Which lines have the string "level"? Copy all of them from the entries below.

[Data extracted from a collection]

== == ==

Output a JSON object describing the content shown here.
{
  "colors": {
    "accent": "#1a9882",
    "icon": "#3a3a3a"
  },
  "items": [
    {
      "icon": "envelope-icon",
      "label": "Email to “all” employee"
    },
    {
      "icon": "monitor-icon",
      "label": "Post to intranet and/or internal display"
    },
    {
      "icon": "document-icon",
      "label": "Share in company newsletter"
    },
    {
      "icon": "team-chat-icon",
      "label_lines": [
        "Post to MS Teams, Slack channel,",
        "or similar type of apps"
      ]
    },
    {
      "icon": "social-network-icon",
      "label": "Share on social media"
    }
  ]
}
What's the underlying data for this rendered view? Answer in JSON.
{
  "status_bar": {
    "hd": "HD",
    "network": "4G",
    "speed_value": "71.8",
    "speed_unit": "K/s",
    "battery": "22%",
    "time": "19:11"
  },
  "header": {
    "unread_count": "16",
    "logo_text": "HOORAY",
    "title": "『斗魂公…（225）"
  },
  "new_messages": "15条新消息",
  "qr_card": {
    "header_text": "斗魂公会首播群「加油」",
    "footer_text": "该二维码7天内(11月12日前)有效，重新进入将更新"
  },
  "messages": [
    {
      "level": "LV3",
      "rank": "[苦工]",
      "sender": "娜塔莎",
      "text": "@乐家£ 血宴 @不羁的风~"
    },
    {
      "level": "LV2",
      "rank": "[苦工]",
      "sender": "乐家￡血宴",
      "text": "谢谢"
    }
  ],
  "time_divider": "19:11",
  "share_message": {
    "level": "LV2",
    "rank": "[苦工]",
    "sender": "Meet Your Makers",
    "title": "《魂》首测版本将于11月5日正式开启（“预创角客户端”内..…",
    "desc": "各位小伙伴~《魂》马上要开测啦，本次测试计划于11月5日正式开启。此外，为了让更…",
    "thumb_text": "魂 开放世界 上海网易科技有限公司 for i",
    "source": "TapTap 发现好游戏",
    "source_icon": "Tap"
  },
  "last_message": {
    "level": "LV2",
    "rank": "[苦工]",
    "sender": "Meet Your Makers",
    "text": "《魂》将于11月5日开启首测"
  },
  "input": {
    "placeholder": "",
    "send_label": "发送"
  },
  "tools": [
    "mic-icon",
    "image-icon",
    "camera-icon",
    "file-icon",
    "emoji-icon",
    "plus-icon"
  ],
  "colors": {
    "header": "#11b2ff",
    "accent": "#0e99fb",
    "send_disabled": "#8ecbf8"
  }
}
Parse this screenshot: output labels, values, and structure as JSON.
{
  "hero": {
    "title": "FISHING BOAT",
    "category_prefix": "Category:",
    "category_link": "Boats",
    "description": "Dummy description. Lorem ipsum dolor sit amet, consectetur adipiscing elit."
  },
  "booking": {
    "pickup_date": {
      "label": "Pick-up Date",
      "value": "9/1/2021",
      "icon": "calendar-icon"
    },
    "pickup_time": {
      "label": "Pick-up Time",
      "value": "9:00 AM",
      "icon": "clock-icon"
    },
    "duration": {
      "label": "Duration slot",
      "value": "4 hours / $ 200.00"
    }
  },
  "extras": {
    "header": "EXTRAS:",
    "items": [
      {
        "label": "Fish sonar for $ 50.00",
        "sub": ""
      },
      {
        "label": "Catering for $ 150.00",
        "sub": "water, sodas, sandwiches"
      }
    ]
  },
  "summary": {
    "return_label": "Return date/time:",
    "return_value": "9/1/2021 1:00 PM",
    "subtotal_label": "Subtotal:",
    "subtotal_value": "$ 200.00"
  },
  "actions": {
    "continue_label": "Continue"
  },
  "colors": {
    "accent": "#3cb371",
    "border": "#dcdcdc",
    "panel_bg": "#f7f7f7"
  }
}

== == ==

[THE ANSWER]
      "level": "LV3",
      "level": "LV2",
    "level": "LV2",
    "level": "LV2",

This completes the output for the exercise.